Have a Healthy Gut, What You Need to Know

Articles
May 14, 2013

Have a Healthy Gut, What You Need to Know

Staying regular is a big factor in being healthy. Find out what you need to know about your gut health here

According to Dr. Mark Hyman, you should have a bowel movement at least once a day. Chronic constipation can lead to colon cancer and even Parkinson's disease. Constipation can be caused by low thyroid function, dehydration, magnesium deficiency, intestinal infections, and more. But for many people, Dr. Hyman’s simple home remedy can fix the problem forever:

Take 2 tbsp daily of ground flax seeds, which contain fiber, lignin, and omega-3 fats.

Take 150-300 mg of magnesium citrate twice daily in capsule form. You can take more if you need to go to the bathroom. If you get loose stools, cut back. If you have kidney issuess, consult your doctor.

Take daily probiotics -- 50 billion CFUs of lactobacillus and bifidobacteria.

Drink eight glasses of water daily.

If you don't feel better after trying this, get your thyroid checked.

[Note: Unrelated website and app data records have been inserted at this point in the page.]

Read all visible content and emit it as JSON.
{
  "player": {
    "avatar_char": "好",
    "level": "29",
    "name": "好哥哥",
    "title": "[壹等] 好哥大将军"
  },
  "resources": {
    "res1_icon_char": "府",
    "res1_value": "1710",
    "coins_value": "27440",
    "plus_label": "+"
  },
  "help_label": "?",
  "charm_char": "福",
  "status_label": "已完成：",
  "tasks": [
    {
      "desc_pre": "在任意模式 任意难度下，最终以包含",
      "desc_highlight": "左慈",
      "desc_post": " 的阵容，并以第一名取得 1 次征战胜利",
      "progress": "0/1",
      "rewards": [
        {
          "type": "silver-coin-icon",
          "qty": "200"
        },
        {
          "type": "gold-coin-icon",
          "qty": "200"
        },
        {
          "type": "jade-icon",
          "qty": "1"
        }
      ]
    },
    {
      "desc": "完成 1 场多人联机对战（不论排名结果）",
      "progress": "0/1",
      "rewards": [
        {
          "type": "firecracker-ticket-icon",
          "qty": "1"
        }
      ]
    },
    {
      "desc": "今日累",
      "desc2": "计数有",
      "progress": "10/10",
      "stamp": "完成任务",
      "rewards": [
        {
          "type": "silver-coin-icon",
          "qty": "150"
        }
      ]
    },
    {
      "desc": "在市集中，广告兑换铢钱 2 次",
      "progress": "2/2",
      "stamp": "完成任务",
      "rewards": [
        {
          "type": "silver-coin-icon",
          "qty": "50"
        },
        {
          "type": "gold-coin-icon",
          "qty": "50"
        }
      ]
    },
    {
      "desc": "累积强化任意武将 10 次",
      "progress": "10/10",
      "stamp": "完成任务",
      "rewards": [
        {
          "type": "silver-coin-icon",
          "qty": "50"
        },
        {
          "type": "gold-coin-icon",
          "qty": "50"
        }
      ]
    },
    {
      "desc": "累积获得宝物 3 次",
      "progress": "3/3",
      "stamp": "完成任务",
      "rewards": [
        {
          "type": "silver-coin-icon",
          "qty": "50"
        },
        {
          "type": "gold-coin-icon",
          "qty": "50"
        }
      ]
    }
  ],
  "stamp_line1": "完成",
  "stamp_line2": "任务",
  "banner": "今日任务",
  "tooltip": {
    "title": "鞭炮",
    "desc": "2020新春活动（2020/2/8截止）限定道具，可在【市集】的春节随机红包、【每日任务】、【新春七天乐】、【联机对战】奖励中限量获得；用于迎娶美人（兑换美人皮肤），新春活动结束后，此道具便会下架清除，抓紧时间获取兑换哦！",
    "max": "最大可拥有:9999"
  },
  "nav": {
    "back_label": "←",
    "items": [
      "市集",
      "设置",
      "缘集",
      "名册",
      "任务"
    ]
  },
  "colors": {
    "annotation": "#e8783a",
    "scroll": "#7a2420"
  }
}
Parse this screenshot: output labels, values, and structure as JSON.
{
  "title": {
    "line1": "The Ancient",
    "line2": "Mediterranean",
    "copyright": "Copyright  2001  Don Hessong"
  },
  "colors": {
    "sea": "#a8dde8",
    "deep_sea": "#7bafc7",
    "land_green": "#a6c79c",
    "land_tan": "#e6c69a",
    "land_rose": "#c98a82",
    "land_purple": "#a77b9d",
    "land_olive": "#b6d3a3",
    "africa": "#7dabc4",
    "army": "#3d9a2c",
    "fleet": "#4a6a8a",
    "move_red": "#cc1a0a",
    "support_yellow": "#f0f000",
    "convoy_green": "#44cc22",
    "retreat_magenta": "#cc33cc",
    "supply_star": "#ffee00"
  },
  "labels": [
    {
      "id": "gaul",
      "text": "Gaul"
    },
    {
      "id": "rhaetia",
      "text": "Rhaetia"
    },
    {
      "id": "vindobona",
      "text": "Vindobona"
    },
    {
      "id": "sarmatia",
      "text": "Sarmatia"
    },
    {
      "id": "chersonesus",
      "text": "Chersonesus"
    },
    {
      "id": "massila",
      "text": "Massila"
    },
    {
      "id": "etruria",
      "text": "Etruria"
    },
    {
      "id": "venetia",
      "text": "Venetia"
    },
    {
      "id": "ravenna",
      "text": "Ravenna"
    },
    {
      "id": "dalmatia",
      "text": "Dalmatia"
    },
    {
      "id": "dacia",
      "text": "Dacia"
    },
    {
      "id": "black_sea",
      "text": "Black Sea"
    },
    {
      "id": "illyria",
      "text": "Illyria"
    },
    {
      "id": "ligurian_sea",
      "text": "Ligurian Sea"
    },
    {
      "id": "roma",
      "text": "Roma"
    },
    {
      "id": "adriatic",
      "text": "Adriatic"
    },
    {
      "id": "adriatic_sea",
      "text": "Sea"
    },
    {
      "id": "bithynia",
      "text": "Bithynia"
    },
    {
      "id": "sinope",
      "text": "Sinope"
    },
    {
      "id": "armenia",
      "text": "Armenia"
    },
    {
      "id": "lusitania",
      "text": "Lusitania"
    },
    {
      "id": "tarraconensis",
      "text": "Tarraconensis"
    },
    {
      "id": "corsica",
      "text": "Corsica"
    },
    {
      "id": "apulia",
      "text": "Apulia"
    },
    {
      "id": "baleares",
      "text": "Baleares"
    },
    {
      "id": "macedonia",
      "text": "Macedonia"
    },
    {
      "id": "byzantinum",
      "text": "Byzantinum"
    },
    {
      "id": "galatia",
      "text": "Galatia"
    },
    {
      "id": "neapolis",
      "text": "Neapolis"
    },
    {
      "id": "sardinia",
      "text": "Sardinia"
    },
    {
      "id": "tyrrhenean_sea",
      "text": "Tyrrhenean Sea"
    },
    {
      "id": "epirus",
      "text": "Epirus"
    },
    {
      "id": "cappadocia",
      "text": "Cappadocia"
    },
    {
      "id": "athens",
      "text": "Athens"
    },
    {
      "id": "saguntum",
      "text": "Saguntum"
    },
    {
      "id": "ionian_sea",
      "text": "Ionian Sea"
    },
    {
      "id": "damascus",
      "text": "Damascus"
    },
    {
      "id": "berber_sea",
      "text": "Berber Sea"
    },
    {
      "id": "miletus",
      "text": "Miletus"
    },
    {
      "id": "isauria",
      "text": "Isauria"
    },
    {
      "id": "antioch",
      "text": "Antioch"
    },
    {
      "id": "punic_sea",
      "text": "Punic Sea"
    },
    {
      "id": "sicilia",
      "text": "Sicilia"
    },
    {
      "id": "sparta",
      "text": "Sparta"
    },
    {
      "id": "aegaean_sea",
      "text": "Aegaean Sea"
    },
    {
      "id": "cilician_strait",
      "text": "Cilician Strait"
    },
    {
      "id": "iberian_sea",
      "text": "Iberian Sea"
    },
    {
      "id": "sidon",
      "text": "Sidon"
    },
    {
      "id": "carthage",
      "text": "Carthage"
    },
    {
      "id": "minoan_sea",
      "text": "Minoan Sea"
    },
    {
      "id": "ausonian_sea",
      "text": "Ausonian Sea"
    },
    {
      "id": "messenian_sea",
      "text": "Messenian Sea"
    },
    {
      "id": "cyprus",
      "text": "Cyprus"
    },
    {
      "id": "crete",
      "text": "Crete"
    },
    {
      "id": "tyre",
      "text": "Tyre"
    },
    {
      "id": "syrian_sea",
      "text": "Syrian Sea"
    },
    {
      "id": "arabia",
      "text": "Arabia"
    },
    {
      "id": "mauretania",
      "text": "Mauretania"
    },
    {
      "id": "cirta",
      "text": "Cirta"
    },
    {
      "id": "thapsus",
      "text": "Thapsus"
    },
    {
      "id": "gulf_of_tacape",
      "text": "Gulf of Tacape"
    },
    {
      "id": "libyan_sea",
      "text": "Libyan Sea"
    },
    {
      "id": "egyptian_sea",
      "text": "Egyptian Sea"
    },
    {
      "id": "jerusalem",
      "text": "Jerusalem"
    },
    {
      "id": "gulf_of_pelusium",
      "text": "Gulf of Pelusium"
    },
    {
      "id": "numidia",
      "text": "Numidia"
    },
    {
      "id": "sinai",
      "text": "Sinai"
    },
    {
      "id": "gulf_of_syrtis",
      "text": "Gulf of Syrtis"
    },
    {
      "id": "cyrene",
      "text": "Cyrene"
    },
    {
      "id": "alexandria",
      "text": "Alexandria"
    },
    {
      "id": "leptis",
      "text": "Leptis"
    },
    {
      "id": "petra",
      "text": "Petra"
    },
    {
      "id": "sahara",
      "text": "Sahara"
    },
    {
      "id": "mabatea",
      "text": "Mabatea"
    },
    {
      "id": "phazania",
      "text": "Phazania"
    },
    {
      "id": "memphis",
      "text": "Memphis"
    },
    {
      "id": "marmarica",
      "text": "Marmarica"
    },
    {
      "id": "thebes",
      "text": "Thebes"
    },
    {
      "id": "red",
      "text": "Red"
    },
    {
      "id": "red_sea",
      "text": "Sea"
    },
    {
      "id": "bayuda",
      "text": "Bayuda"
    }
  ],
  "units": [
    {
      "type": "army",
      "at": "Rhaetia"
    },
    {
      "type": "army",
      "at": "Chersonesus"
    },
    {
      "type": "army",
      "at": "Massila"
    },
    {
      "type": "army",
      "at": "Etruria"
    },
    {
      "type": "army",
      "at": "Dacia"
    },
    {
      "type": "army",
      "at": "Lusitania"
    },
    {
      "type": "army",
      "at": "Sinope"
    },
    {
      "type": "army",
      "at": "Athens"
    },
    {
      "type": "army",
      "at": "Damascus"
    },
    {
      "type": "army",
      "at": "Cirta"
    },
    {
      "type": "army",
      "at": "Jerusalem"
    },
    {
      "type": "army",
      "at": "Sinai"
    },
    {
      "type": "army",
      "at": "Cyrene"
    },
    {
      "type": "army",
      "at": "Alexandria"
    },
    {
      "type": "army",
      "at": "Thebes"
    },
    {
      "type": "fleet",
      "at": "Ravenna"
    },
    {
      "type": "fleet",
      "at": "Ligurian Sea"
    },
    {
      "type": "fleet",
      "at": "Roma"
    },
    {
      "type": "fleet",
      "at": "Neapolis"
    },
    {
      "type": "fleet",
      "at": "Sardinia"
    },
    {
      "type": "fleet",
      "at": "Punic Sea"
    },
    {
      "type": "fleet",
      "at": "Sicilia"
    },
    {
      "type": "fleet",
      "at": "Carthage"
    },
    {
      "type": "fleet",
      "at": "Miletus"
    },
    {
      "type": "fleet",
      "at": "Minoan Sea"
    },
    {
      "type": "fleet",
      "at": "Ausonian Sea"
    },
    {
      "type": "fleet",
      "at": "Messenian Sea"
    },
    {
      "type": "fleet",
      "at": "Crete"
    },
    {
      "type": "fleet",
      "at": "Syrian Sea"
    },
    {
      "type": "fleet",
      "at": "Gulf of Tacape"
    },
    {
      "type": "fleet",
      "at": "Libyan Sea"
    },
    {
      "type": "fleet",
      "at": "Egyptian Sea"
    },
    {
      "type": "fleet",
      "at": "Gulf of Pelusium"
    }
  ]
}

The first point Dr. Hyman recommends is flax seeds which are full of fiber. Here is some more information about fiber and fiber rich foods to keep you regular and healthy! As well as helping to keep you regular, a diet rich in fiber, may lower your risk of colon and rectal cancer, and if you are watching your weight, can make you feel full longer, so you eat less. In addition, certain types of fiber may help lower blood cholesterol levels and can even help to control the rise of blood sugar levels after a meal.

A study from the National Cancer Institute and the AARP recently concluded that a higher intake of dietary fiber from grains was significantly related to a lower mortality rate in both men and women. The researchers also found an inverse association between dietary fiber intake and cancer death in men. Fiber intake was associated with a significantly lowered risk of total death in both men and women.

Fiber is found in plants and although often a component of healthy foods, fiber is not actually considered a nutrient, because it alone does not contribute any calories, since it can’t be digested. There are two forms of fiber. Soluble fiber dissolves in water and comes mostly from oats, legumes and some fruits (berries have the most) and vegetables. Insoluble fiber does not dissolve in water and is found in wheat bran, vegetables and whole grains. Insoluble fiber helps prevent constipation.

It’s recommended to consume between 20 to 35 grams of fiber daily, but in order to avoid uneasiness in the digestive tract, be sure to increase fiber intake gradually, and drink plenty of water to keep hydrated. The Nutrition Facts panel on food labels can help you determine the fiber content in packaged foods. A product that is marked as being high in fiber has 5 grams or more per serving, and one that notes it is a good source of fiber has 2.5- 4.9 grams per serving. Look for ingredients such as bran, whole ground cornmeal, cracked wheat, and oatmeal.

Shopping smart for fiber rich foods: avocado, nuts, oranges, coconut, apples, blackberries, raspberries, pear, sweet potato, squash, broccoli, beets, greens, beans (red beans, adzuki beans, lentils, mung, split peas, etc.), amaranth, barley, oats, wheat bran, quinoa, root vegetable skins and flax seeds.